Here is another reason to stay calm about the threat of terrorism in the United States: the potential health risks of fear may outweigh it. People with a sustained fear of terrorism may have a higher risk of heart ailments, according to a study that was published in the Archives of General Psychiatry in early 2008. The study, which took data from 2,700 Americans whose health was already being tracked for a separate study before September 11, 2001, queried subjects about their fear of terrorism for several years following the attacks.
As reported by John Tierney in the New York Times:
... the most fearful people were three to five times more likely than the rest to receive diagnoses of new cardiovascular ailments. Almost all the people in the study lived outside New York or Washington and didn’t know any victims of the Sept. 11 attacks. But more than a 10th of them reported acute stress symptoms (like insomnia or nightmares) right after the attacks, and over the next three years more than 40 percent said they kept worrying about a terrorist attack affecting themselves or a family member.
Threat Alerts and other Signals May Encourage Fear
The lead researchers in the study conjecture that threat alerts and other signals that remind us of a terrorism threat may contribute to maintaining our fear, thus helping cause not only stress but significant physical ailments. Authorities may send some of these signals unwittingly. Tierney cites a New York City campaign that asks subway riders to "say something" if they "see something suspicious." The signs netted 1,944 calls in a year, a number that New York City trumpeted in subsequent public announcements on the subways.

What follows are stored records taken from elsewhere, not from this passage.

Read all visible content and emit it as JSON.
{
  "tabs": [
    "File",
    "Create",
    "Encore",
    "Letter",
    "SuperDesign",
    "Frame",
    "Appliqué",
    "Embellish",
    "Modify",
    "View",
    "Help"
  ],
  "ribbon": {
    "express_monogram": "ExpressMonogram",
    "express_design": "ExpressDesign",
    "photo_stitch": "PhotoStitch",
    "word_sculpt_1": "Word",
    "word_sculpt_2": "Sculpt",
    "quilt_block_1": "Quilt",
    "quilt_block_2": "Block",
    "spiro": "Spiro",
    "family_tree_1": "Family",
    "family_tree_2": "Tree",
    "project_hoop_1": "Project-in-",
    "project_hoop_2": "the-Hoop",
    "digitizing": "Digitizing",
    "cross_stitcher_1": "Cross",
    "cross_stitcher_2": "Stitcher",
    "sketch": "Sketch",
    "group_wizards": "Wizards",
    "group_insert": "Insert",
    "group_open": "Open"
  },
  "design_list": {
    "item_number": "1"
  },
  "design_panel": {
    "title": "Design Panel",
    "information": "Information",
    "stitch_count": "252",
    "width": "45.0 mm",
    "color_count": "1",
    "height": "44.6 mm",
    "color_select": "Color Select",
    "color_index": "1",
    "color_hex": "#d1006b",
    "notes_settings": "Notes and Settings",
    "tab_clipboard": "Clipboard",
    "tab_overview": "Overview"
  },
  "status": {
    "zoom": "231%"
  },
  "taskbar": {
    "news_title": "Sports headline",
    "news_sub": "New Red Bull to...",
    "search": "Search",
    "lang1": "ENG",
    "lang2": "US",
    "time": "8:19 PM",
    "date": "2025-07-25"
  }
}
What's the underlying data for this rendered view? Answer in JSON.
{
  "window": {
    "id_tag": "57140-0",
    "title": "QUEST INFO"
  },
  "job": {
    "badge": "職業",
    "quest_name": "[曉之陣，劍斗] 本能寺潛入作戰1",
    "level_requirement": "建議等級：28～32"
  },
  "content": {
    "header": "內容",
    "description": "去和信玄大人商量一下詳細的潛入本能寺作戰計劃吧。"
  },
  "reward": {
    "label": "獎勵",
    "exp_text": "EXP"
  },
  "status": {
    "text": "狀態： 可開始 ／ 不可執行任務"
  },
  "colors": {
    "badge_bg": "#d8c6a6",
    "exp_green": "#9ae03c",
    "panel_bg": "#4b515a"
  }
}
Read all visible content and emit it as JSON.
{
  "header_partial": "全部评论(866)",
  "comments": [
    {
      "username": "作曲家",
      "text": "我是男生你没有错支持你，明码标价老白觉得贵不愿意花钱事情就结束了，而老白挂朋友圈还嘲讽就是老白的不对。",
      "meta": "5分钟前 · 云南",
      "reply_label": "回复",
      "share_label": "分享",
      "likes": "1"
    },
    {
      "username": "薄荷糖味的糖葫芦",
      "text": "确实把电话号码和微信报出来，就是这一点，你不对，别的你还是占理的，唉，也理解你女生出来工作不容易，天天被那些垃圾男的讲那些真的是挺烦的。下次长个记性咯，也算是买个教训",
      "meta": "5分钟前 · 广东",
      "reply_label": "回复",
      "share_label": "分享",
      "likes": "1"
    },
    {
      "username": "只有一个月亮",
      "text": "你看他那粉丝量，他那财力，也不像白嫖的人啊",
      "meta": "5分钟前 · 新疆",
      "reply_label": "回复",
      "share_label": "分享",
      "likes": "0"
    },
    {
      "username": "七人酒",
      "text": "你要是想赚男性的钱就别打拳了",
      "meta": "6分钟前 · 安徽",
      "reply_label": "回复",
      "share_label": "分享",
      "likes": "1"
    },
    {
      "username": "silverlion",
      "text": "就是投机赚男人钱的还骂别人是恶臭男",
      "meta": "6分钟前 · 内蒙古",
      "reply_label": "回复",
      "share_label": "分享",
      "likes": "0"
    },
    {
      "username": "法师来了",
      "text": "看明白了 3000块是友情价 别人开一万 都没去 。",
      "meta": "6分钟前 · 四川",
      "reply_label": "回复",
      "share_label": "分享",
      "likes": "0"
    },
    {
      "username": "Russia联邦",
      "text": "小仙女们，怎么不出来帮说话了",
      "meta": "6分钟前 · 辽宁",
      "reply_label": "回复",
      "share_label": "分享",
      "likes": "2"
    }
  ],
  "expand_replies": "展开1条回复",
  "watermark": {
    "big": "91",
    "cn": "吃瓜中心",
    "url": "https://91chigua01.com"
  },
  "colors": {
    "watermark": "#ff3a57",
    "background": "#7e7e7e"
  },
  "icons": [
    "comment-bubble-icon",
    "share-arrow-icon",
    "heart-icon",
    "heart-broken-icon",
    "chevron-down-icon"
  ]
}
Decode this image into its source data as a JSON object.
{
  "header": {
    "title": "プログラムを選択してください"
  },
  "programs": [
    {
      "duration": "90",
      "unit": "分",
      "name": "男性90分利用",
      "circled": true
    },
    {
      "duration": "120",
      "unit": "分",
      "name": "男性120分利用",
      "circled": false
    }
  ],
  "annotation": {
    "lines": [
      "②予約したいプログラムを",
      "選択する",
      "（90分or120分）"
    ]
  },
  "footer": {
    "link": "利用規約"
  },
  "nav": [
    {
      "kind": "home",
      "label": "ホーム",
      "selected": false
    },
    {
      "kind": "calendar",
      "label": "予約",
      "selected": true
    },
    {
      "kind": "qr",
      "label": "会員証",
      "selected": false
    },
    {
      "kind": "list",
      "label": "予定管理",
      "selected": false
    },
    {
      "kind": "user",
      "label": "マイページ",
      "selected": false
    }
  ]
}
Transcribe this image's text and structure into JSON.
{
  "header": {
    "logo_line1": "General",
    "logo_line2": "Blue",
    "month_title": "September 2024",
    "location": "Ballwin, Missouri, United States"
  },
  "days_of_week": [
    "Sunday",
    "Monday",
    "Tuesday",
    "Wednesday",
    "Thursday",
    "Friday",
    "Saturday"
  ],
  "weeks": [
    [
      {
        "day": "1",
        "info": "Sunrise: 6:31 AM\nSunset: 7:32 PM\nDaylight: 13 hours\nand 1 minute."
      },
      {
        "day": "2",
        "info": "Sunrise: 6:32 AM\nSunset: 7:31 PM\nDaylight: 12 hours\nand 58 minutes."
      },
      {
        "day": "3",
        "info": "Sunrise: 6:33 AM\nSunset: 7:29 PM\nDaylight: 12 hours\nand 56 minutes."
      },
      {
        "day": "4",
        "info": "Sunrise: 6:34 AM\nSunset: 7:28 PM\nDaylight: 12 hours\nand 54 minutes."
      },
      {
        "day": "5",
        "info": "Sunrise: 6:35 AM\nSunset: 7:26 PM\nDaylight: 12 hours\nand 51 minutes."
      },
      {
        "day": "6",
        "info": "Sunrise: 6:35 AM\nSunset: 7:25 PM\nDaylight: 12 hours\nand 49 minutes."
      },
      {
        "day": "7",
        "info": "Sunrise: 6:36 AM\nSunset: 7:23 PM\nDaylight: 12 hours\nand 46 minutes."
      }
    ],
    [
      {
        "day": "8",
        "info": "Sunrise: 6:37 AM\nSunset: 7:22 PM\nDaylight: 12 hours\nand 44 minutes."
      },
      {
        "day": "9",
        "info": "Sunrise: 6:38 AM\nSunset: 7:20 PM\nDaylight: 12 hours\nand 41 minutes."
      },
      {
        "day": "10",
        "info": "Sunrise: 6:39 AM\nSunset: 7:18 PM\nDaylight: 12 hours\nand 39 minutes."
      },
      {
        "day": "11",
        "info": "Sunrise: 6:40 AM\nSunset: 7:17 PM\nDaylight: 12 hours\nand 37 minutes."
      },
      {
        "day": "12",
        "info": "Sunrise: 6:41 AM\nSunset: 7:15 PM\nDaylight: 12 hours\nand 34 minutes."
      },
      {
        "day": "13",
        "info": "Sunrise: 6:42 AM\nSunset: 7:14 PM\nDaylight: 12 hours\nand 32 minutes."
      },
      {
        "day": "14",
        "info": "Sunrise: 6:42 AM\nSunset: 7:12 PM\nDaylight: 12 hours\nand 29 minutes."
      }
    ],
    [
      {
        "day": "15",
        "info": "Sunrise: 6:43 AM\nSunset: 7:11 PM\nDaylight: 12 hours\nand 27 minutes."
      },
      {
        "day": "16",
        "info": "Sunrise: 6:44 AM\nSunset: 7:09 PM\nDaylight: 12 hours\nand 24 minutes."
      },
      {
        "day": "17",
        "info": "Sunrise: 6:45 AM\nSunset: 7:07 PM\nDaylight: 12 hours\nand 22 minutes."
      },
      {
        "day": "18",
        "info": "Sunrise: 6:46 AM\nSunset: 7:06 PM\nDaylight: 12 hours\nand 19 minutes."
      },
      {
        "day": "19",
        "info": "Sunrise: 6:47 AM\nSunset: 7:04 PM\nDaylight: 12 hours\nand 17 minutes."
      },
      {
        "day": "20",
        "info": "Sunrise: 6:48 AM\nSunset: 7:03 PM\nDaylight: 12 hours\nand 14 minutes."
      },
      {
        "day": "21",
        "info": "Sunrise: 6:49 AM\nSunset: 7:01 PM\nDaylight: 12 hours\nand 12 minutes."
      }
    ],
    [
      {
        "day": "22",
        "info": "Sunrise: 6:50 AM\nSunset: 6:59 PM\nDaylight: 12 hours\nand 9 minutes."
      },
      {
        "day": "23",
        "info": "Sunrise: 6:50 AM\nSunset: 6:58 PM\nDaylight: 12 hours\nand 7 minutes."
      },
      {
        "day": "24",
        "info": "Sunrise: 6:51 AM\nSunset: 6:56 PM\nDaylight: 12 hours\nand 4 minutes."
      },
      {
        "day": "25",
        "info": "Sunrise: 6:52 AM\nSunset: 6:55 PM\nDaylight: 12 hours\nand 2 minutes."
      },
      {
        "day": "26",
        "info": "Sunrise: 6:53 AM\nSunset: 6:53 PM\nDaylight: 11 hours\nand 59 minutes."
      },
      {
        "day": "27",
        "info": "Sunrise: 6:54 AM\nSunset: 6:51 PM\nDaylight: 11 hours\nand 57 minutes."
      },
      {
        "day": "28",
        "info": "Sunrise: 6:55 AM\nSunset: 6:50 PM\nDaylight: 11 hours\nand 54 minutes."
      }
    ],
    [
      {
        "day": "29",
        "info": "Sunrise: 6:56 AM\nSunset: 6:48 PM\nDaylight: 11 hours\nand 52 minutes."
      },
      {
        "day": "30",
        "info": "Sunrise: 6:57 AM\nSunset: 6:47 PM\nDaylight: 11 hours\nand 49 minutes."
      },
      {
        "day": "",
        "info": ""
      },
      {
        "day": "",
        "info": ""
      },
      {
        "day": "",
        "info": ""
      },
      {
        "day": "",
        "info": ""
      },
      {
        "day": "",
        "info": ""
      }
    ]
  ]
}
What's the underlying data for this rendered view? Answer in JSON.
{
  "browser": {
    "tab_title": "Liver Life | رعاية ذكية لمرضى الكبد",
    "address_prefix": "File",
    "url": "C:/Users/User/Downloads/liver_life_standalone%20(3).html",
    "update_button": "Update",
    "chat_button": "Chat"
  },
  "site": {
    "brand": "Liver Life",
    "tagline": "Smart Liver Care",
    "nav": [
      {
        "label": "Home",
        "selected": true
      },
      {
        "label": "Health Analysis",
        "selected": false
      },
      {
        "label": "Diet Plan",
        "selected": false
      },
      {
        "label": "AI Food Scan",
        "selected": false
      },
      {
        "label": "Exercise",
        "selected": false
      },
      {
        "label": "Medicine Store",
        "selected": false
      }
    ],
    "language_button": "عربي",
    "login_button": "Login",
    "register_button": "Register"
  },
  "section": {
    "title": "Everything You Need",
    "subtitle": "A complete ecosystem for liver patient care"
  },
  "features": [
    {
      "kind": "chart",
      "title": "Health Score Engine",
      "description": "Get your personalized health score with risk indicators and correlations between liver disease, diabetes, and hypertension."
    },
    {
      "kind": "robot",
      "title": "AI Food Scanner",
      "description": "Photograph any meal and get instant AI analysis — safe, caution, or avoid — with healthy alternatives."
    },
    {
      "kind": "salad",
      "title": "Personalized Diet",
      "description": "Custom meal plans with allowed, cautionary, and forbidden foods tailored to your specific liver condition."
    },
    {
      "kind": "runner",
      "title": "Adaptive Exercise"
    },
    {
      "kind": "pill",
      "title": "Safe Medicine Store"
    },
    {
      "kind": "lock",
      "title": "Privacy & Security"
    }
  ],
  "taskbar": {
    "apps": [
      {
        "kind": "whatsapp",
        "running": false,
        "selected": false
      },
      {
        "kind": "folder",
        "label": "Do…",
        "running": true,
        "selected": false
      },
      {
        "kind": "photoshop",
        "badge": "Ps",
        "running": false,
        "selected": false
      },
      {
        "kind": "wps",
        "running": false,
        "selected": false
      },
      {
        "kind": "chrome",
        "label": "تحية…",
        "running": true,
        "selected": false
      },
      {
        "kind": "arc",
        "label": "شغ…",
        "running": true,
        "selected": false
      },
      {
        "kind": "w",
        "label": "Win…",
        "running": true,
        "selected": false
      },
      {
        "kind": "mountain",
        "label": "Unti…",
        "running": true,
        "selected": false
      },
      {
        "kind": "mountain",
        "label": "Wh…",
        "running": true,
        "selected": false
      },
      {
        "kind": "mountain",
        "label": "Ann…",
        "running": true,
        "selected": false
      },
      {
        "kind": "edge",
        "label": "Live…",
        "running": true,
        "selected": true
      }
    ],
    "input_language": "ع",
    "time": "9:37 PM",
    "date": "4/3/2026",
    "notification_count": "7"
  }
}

But, as Tierney notes, "the ads neglected to mention the number of terrorists arrested as a result of the tips: zero."
Similarly, the authors of the study suggested that high threat levels that reminded people of the original attacks may contribute to negative physical as well as psychological effects.